- Take on home beautification projects like gardening, polishing furniture, or even dusting. Your kids will get a kick out of these activities and their results.
- Before long, your kids will associate common house chores with aesthetic and sensory pleasure.
- And voila! They’ll look forward to keeping things tidy.
My son loved cleaning mirrors and our fridge when he was small. It yielded instant, shiny results, and he could clean them quickly enough. And a cool bonus: He learned to clean from left to right and top to bottom, which somehow helped him with the order of reading.
5. Reward Chores With Chores
Did you know that once you get your kids psyched about toddler chores, you can actually bribe them with more chores?
I’m not kidding. The household tasks you find mundane might actually be a reward for your toddlers. Here’s how:
- Figure out which toddler chores your kid loves.
- Pinpoint which ones he or she struggles with.
- Use the pleasurable chores as an incentive for doing the less fun ones.

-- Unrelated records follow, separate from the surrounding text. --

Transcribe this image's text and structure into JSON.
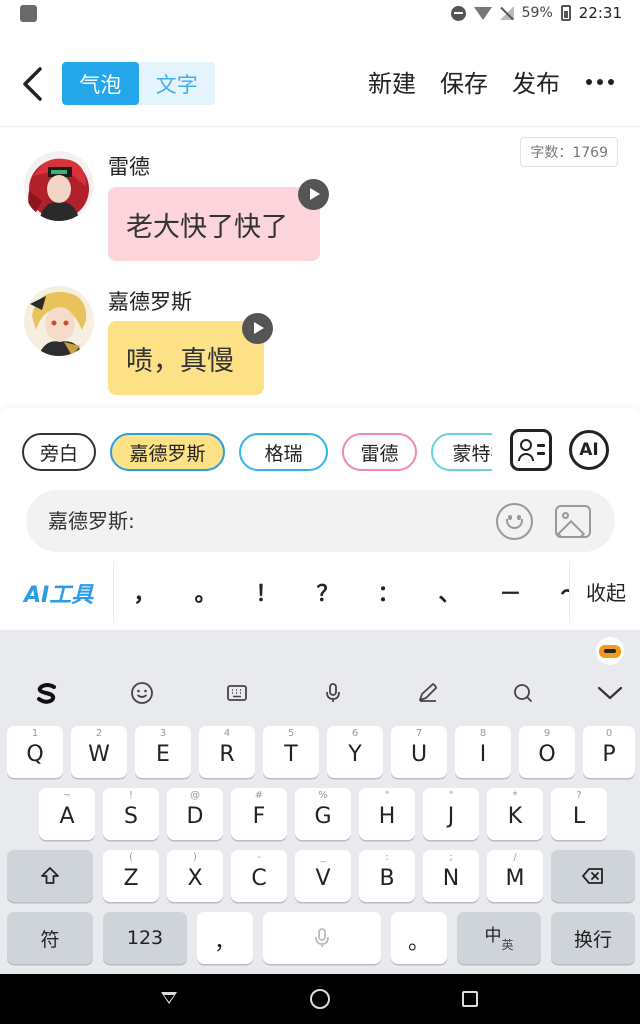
{
  "status_bar": {
    "battery": "59%",
    "time": "22:31"
  },
  "header": {
    "tabs": [
      {
        "label": "气泡",
        "active": true
      },
      {
        "label": "文字",
        "active": false
      }
    ],
    "actions": {
      "new": "新建",
      "save": "保存",
      "publish": "发布"
    }
  },
  "chat": {
    "word_count": "字数：1769",
    "messages": [
      {
        "name": "雷德",
        "text": "老大快了快了",
        "bubble_color": "#fbd4dc"
      },
      {
        "name": "嘉德罗斯",
        "text": "啧，真慢",
        "bubble_color": "#fde187"
      }
    ]
  },
  "editor": {
    "characters": [
      {
        "label": "旁白",
        "border": "#333333",
        "bg": "#ffffff"
      },
      {
        "label": "嘉德罗斯",
        "border": "#2a9de6",
        "bg": "#fde187"
      },
      {
        "label": "格瑞",
        "border": "#2fb5f0",
        "bg": "#ffffff"
      },
      {
        "label": "雷德",
        "border": "#f08aa7",
        "bg": "#ffffff"
      },
      {
        "label": "蒙特祖",
        "border": "#6bd0e2",
        "bg": "#ffffff"
      }
    ],
    "ai_button": "AI",
    "input_text": "嘉德罗斯:",
    "ai_tools": "AI工具",
    "punctuation": [
      "，",
      "。",
      "！",
      "？",
      "：",
      "、",
      "－",
      "～"
    ],
    "collapse": "收起"
  },
  "keyboard": {
    "row1": [
      {
        "k": "Q",
        "s": "1"
      },
      {
        "k": "W",
        "s": "2"
      },
      {
        "k": "E",
        "s": "3"
      },
      {
        "k": "R",
        "s": "4"
      },
      {
        "k": "T",
        "s": "5"
      },
      {
        "k": "Y",
        "s": "6"
      },
      {
        "k": "U",
        "s": "7"
      },
      {
        "k": "I",
        "s": "8"
      },
      {
        "k": "O",
        "s": "9"
      },
      {
        "k": "P",
        "s": "0"
      }
    ],
    "row2": [
      {
        "k": "A",
        "s": "~"
      },
      {
        "k": "S",
        "s": "!"
      },
      {
        "k": "D",
        "s": "@"
      },
      {
        "k": "F",
        "s": "#"
      },
      {
        "k": "G",
        "s": "%"
      },
      {
        "k": "H",
        "s": "\""
      },
      {
        "k": "J",
        "s": "\""
      },
      {
        "k": "K",
        "s": "*"
      },
      {
        "k": "L",
        "s": "?"
      }
    ],
    "row3": [
      {
        "k": "Z",
        "s": "("
      },
      {
        "k": "X",
        "s": ")"
      },
      {
        "k": "C",
        "s": "-"
      },
      {
        "k": "V",
        "s": "_"
      },
      {
        "k": "B",
        "s": ":"
      },
      {
        "k": "N",
        "s": ";"
      },
      {
        "k": "M",
        "s": "/"
      }
    ],
    "symbols": "符",
    "numbers": "123",
    "comma": "，",
    "period": "。",
    "lang_main": "中",
    "lang_sub": "英",
    "enter": "换行"
  }
}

For instance, my son still forgets to put his clothes in his hamper and clear the table after dinner. Both are things I expect of him. And I’ll admit: He still hates putting his toys away, even if he does understand why he should.
So when nothing else works, I’ll tell him that he can help with food prep if all his toys are put away. Or he can help clean a toilet if he picks up the clothes from his bedroom floor. (Yes, my kid is excited about cleaning toilets with a Clorox Toilet Wand for some reason. Weird, I know. Don’t judge.)
This way, the chores he likes become privileges, and double the chores get done. It’s a priceless tactic. Don’t ask if it works on teenagers, but it sure does on toddlers. Let’s reap the benefits while we can.
I know that involving your toddler in chores might not come easily. Giving little kids meaningful tasks requires a lot of patience and the understanding that the results won’t be perfect. But if you can appreciate that a bit more time spent now can instill lifelong healthy habits, it’s all worthwhile.